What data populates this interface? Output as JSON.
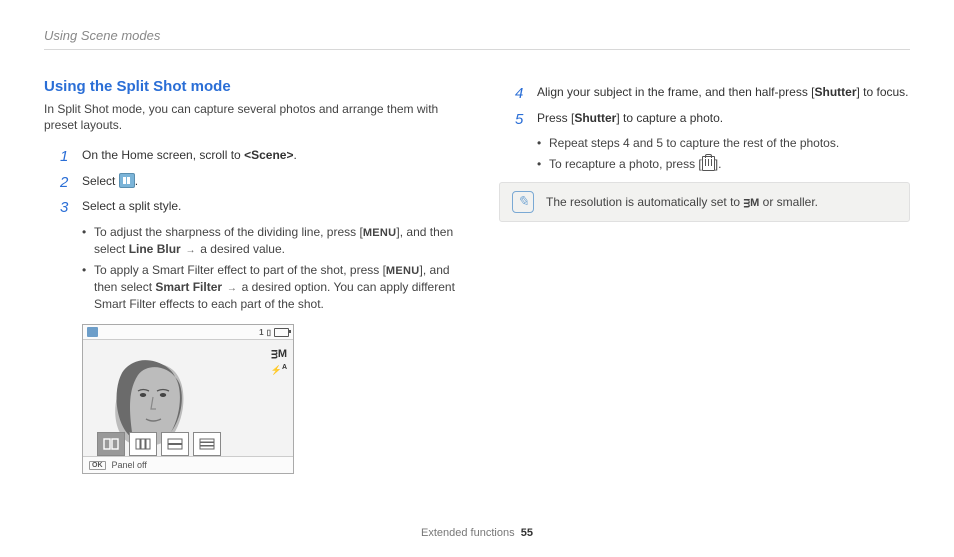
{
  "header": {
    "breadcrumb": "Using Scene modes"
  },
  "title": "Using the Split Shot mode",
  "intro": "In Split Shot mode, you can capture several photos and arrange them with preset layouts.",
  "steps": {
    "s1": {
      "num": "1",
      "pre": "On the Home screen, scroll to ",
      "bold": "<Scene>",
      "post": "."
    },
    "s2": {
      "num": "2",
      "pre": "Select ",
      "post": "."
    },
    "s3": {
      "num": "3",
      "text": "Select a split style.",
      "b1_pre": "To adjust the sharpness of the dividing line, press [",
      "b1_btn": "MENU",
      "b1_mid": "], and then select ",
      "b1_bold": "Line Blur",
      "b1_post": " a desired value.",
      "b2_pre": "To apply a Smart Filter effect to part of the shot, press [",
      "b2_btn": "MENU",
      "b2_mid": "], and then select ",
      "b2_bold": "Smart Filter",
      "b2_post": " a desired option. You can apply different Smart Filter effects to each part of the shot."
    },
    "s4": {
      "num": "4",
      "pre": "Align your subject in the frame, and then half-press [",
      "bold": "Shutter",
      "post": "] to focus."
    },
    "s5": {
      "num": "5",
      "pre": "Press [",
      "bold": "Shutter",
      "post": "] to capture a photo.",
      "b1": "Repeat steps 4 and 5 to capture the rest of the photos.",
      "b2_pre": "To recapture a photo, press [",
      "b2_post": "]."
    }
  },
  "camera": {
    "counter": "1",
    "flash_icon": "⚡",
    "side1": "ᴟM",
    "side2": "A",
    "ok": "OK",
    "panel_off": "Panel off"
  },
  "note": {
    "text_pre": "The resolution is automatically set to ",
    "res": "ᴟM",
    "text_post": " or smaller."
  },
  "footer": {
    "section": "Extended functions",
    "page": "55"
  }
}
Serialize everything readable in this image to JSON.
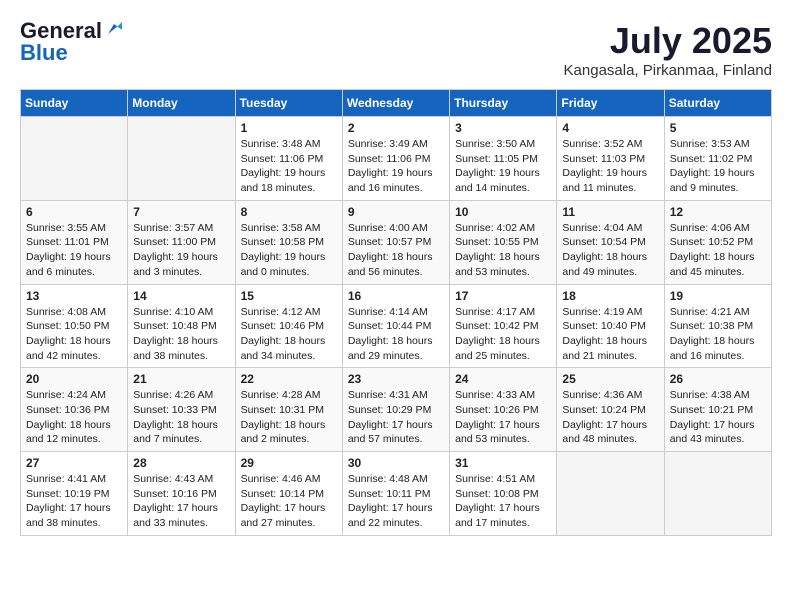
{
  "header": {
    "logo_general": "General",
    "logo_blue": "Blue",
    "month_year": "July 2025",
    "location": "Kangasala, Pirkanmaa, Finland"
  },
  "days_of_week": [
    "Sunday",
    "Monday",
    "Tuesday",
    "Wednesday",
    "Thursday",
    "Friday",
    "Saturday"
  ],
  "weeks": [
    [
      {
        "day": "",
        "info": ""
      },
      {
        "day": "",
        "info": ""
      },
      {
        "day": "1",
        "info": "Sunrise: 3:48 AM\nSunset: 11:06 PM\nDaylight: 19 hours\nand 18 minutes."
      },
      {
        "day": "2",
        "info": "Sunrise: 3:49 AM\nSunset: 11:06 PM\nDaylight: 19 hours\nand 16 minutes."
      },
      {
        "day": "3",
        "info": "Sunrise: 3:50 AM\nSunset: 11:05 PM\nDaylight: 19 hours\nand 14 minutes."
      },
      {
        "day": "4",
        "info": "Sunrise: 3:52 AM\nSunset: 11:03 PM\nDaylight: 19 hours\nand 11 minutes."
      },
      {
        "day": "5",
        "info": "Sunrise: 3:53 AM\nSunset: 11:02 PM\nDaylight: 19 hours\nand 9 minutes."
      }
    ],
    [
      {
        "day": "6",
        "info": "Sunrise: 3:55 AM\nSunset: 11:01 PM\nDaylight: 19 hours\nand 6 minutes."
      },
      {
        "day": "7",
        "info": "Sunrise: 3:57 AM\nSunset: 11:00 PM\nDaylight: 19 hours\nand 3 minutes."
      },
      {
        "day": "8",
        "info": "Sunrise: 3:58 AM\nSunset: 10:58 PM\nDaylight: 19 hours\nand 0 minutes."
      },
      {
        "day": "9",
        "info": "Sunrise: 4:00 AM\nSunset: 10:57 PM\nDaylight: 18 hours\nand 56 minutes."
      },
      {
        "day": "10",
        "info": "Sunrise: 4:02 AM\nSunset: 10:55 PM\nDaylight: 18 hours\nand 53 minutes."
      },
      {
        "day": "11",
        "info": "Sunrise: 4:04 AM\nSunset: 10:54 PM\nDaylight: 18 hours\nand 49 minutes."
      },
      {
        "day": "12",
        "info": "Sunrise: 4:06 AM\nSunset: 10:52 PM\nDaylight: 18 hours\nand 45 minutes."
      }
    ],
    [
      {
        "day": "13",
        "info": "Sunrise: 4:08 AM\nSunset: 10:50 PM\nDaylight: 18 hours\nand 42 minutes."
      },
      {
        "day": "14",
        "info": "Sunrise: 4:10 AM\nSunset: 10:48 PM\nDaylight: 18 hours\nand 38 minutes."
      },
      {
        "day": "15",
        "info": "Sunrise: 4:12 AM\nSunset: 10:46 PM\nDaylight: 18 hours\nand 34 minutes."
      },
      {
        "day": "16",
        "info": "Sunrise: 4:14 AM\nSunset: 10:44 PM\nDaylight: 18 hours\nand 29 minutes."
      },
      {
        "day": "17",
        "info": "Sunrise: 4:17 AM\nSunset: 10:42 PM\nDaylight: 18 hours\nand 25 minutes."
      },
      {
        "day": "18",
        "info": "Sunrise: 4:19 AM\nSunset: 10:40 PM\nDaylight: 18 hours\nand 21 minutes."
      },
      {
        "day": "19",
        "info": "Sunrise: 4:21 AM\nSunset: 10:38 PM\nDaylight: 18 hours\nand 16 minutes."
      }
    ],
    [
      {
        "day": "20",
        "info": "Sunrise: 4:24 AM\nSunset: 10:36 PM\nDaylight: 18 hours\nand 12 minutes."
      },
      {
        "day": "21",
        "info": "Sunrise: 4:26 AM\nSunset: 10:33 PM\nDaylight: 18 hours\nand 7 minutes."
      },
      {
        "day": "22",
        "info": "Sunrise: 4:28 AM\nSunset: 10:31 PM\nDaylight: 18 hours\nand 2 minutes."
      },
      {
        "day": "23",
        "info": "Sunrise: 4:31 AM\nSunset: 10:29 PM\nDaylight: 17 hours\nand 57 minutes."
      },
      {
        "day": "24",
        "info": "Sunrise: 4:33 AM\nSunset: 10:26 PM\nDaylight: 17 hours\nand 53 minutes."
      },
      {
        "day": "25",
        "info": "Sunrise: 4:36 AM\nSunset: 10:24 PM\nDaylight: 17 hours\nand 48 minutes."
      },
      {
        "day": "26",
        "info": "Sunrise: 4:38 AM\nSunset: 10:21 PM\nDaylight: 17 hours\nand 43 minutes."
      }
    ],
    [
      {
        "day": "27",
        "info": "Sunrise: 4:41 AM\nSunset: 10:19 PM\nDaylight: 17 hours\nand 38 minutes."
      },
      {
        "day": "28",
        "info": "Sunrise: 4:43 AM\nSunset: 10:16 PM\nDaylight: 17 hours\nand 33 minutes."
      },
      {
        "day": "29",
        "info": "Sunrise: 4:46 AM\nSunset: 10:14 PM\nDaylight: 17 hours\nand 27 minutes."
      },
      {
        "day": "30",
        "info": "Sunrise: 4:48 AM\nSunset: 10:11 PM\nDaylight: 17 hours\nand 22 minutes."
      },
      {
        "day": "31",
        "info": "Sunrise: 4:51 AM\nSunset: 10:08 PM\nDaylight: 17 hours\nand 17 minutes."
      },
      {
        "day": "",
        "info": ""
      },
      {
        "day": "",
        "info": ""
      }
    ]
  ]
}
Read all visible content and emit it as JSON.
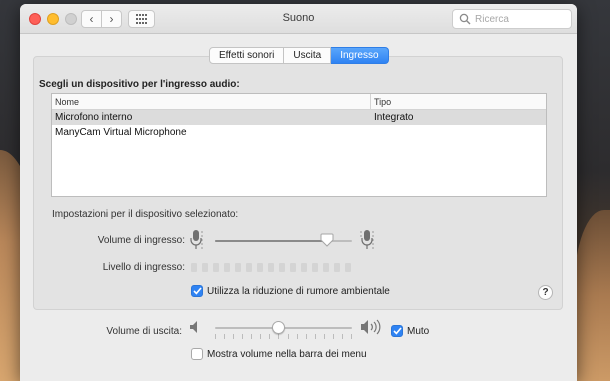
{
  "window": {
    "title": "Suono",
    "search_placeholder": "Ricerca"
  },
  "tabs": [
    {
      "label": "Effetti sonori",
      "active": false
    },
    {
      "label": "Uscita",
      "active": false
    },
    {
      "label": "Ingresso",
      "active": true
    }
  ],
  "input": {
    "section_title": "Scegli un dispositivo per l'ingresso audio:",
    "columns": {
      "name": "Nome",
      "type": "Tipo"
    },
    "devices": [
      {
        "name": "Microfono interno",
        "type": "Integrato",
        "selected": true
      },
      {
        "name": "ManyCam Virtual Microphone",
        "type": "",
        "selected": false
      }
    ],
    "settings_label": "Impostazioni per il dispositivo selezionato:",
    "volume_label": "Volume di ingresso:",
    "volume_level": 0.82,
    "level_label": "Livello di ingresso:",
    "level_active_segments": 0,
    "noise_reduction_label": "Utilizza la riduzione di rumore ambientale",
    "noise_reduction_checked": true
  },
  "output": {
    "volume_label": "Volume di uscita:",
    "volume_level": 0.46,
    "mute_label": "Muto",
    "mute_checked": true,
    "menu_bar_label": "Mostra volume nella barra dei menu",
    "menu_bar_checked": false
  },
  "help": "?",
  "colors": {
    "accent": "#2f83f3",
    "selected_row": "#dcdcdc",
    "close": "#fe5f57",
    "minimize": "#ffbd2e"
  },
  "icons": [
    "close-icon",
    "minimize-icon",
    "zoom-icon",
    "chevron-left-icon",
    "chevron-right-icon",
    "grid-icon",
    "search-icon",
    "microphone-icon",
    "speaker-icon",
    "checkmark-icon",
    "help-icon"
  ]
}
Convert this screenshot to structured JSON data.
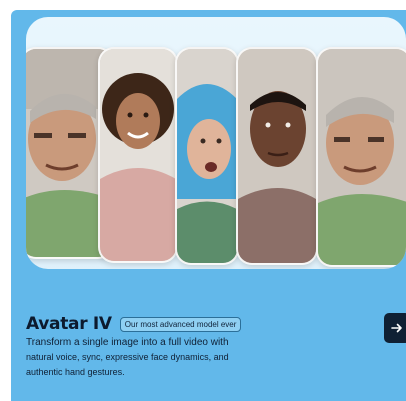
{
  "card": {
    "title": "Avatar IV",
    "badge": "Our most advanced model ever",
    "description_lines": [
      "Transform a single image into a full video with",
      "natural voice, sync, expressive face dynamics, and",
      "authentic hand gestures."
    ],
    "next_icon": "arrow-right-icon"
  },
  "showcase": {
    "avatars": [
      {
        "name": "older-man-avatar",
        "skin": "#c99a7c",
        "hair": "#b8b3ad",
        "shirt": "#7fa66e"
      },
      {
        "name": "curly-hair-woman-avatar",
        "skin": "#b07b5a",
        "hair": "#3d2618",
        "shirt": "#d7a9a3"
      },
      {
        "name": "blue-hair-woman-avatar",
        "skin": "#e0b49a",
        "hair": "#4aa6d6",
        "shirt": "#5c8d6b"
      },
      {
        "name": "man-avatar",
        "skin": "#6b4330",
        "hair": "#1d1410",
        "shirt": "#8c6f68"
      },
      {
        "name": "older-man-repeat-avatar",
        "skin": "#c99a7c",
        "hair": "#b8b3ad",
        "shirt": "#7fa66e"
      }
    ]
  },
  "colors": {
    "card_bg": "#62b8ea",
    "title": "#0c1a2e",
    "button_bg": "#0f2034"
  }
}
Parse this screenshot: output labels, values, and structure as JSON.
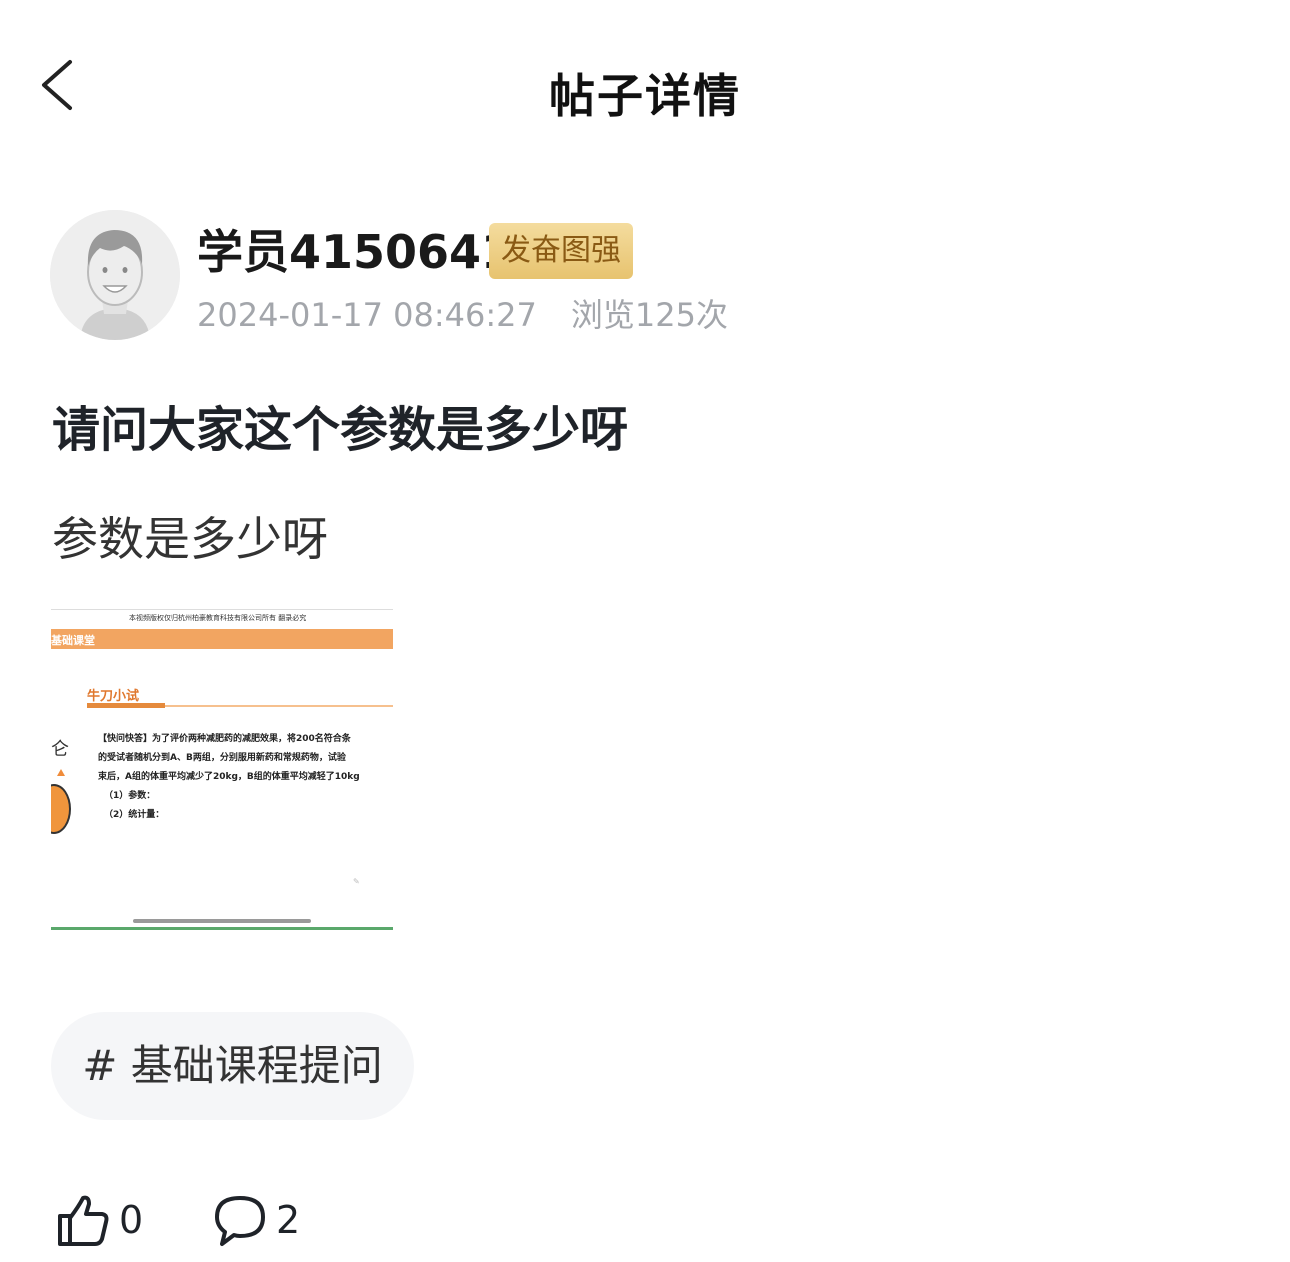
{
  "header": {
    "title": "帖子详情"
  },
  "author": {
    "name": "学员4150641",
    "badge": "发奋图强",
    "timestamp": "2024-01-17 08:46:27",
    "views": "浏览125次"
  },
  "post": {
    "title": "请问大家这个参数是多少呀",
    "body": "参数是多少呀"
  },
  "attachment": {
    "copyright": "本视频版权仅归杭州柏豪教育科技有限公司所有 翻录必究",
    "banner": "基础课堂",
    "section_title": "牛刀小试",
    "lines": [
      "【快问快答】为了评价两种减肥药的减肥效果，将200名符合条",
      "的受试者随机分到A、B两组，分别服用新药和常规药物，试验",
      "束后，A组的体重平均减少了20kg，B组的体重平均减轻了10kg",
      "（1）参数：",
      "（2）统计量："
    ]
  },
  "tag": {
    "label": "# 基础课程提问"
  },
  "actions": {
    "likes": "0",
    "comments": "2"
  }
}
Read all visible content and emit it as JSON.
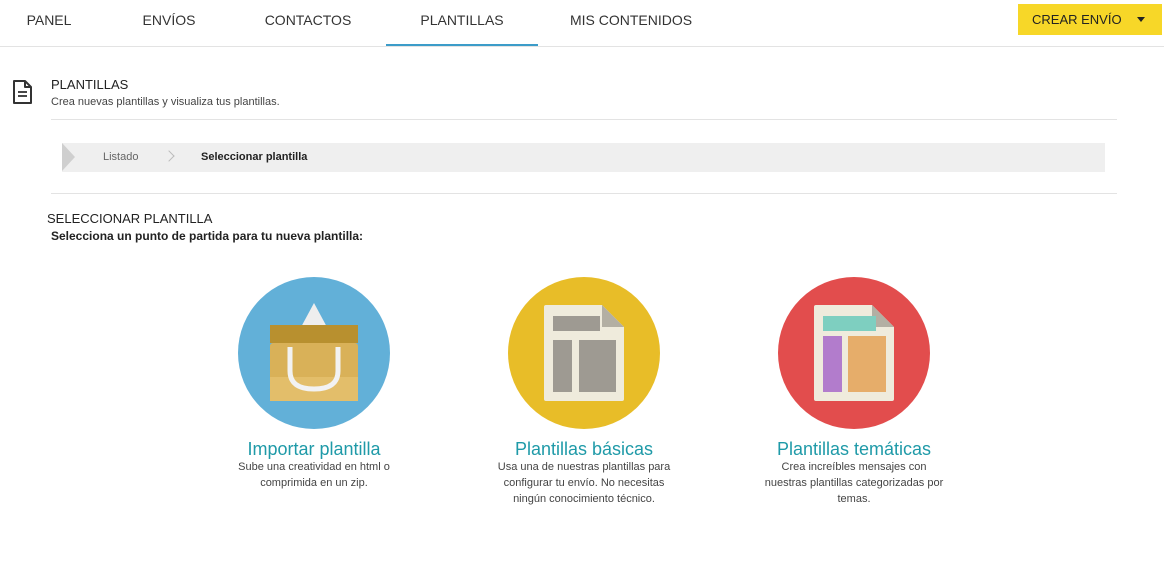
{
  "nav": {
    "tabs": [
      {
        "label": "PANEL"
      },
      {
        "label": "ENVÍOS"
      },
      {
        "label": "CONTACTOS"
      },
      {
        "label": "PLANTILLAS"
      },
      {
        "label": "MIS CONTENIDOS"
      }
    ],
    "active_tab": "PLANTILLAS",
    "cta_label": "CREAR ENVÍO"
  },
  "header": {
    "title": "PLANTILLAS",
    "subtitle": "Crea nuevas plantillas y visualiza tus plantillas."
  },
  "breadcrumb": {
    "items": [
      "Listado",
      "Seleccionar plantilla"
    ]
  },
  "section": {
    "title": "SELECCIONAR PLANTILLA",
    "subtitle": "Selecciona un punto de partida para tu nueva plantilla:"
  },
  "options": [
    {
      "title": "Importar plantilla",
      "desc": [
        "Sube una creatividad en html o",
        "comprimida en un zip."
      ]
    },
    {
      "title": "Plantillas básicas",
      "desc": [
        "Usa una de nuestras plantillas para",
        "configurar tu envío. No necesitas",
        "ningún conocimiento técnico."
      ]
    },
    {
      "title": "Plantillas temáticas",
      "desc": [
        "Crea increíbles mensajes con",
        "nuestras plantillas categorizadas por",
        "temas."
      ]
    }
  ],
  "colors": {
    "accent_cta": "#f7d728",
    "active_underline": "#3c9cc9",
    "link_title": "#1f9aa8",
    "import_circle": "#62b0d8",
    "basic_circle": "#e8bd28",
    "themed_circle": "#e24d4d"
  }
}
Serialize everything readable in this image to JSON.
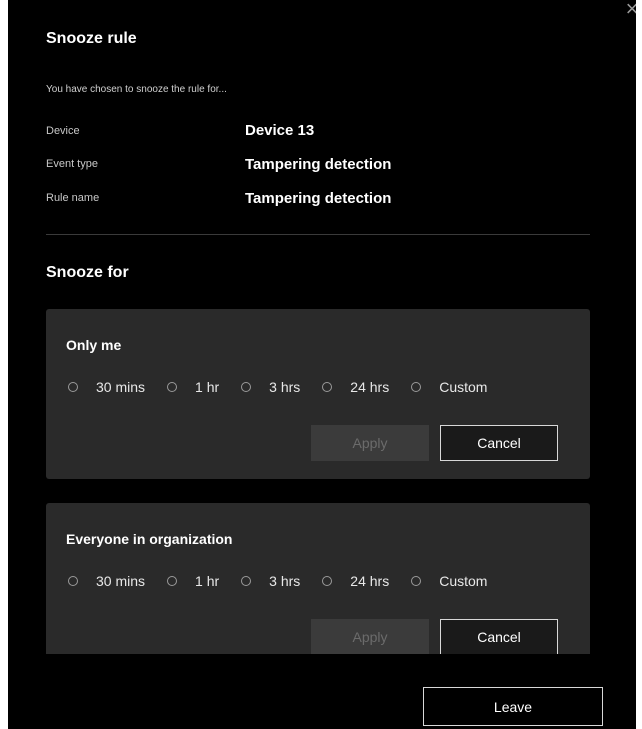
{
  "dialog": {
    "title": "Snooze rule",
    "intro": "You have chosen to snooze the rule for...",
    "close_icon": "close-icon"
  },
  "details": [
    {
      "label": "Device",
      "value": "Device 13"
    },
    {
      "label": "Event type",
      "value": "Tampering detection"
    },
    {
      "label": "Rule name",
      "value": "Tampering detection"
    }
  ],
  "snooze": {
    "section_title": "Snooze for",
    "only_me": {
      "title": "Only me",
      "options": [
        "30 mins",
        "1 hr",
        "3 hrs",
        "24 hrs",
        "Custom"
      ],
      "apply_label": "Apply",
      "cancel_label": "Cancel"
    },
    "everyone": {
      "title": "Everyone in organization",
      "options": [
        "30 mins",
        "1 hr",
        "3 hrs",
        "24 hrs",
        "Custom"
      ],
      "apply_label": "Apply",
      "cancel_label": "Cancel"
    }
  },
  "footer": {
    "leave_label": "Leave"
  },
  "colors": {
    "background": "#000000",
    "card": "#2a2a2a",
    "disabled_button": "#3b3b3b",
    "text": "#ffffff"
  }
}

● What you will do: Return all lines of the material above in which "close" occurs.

● Exercise answer:
    "close": "#fe5f57",
    "close-icon",
    "close_icon": "close-icon"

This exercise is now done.